This breathtakingly brilliant sequel to Dark Lord of Derkholm is all one would expect from this master of genre.
There are good witches and bad witches, but the law says that all witches must be burned at the stake. So when an anonymous note warns, "Someone in this class is a witch," the students in 6B are nervous—especially the boy who's just discovered that he can cast spells and the girl who was named after the most famous witch of all. Witch Week features the debonair enchanter Chrestomanci, who also appears in Charmed Life, The Magicians of Caprona, and The Lives of Christopber Chant. Someone in the class is a witch. At least so the anonymous note says. Everyone is only too eager to prove it is someone else—because in this society, witches are burned at the stake.
An astonishing collection of all-new tales by some of the most acclaimed writers at work today. Edited by Neil Gaiman (Sandman, The Graveyard Book, Anansi Boys, Coraline) and award-winning author Al Sarrantonio, Stories presents never before published short works from a veritable Who’s Who of contemporary literature—breathtaking inventions from the likes of Lawrence Block, Roddy Doyle, Joanne Harris, Joe Hill, Walter Mosley, Joyce Carol Oates, Stewart O’Nan, Chuck Palahniuk, Carolyn Parkhurst, Jodi Picoult, Peter Straub…and, of course, the inimitable Neil Gaiman himself.
"The joy of fiction is the joy of the imagination. . . ."
The best stories pull readers in and keep them turning the pages, eager to discover more—to find the answer to the question: "And then what happened?" The true hallmark of great literature is great imagination, and as Neil Gaiman and Al Sarrantonio prove with this outstanding collection, when it comes to great fiction, all genres are equal.
Joe Hill boldly aligns theme and form in his disturbing tale of a man's descent into evil in "Devil on the Staircase." In "Catch and Release," Lawrence Block tells of a seasoned fisherman with a talent for catching a bite of another sort. Carolyn Parkhurst adds a dark twist to sibling rivalry in "Unwell." Joanne Harris weaves a tale of ancient gods in modern New York in "Wildfire in Manhattan." Vengeance is the heart of Richard Adams's "The Knife." Jeffery Deaver introduces a dedicated psychologist whose mission in life is to save people in "The Therapist." A chilling punishment befitting an unspeakable crime is at the dark heart of Neil Gaiman's novelette "The Truth Is a Cave in the Black Mountains."
As it transforms your view of the world, this brilliant and visionary volume—sure to become a classic—will ignite a new appreciation for the limitless realm of exceptional fiction.
Cat Chant and Marianne Pinhoe have discovered something exciting—something truly precious, very strange, and valuable. An egg.
An egg that has been hidden away in an attic for who-knows-how-many years.

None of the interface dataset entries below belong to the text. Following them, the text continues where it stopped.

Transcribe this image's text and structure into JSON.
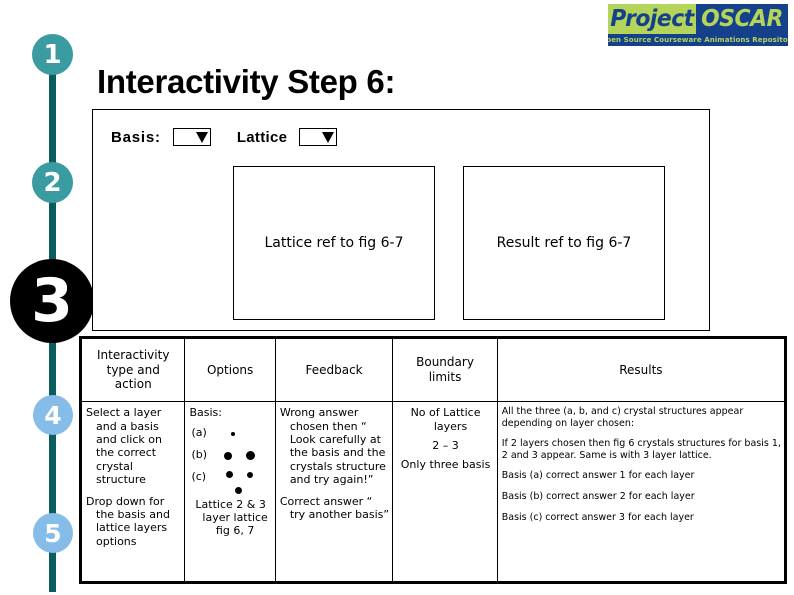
{
  "logo": {
    "word_left": "Project",
    "word_right": "OSCAR",
    "tagline": "Open Source Courseware Animations Repository",
    "color_left_bg": "#b5d45a",
    "color_right_bg": "#15418c"
  },
  "timeline": {
    "steps": [
      {
        "number": "1",
        "color": "#3a9ba0"
      },
      {
        "number": "2",
        "color": "#3a9ba0"
      },
      {
        "number": "3",
        "color": "#000000"
      },
      {
        "number": "4",
        "color": "#85bce8"
      },
      {
        "number": "5",
        "color": "#85bce8"
      }
    ],
    "line_color": "#0b5c5e"
  },
  "title": "Interactivity Step 6:",
  "panel": {
    "basis_label": "Basis:",
    "lattice_label": "Lattice",
    "basis_dropdown_value": "",
    "lattice_dropdown_value": "",
    "lattice_ref_text": "Lattice ref to fig 6-7",
    "result_ref_text": "Result ref to fig 6-7"
  },
  "table": {
    "headers": [
      "Interactivity type and action",
      "Options",
      "Feedback",
      "Boundary limits",
      "Results"
    ],
    "header_parts": {
      "col1_line1": "Interactivity",
      "col1_line2": "type and",
      "col1_line3": "action",
      "col2": "Options",
      "col3": "Feedback",
      "col4_line1": "Boundary",
      "col4_line2": "limits",
      "col5": "Results"
    },
    "row": {
      "interactivity": [
        "Select a layer and a basis and click on the correct crystal structure",
        "Drop down for the basis and lattice layers options"
      ],
      "options": {
        "title": "Basis:",
        "letters": [
          "(a)",
          "(b)",
          "(c)"
        ],
        "tail": "Lattice 2 & 3 layer lattice fig 6, 7"
      },
      "feedback": [
        "Wrong answer chosen then “ Look carefully at the basis and the crystals structure and try again!”",
        "Correct answer “ try another basis”"
      ],
      "boundary": [
        "No of Lattice layers",
        "2 – 3",
        "Only three basis"
      ],
      "results": [
        "All the three (a, b, and c) crystal structures appear depending on layer chosen:",
        "If 2 layers chosen then fig 6 crystals structures for basis 1, 2 and 3 appear. Same is with 3 layer lattice.",
        "Basis (a) correct answer 1 for each layer",
        "Basis (b) correct answer 2 for each layer",
        "Basis (c) correct answer 3 for each layer"
      ]
    }
  }
}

An egg protected by some strong “Don't Notice” spells. An egg that Marianne gives to Cat, even though he lives at nearby Chrestomanci Castle. Chrestomanci himself, the strongest enchanter in the world, is sure to be interested in the egg—and interference from the Big Man is the last thing Marianne's family of secret rogue witches wants.
But how much longer can the Pinhoes keep their secrets? Gammer, the leaderof the clan, has gone mad, a powerfulbad luck spell is wreaking havoc, and there's an unexplained plague of frogs.Not to mention the mysterious barrierCat finds in the forest.
Marianne and Cat may be the only two who can set things right. But first Marianne must accept her own powerful magic, and Cat must uncover the secrets behind the mystical Pinhoe Egg.
In this new Chrestomanci book, Diana Wynne Jones is at her most magical.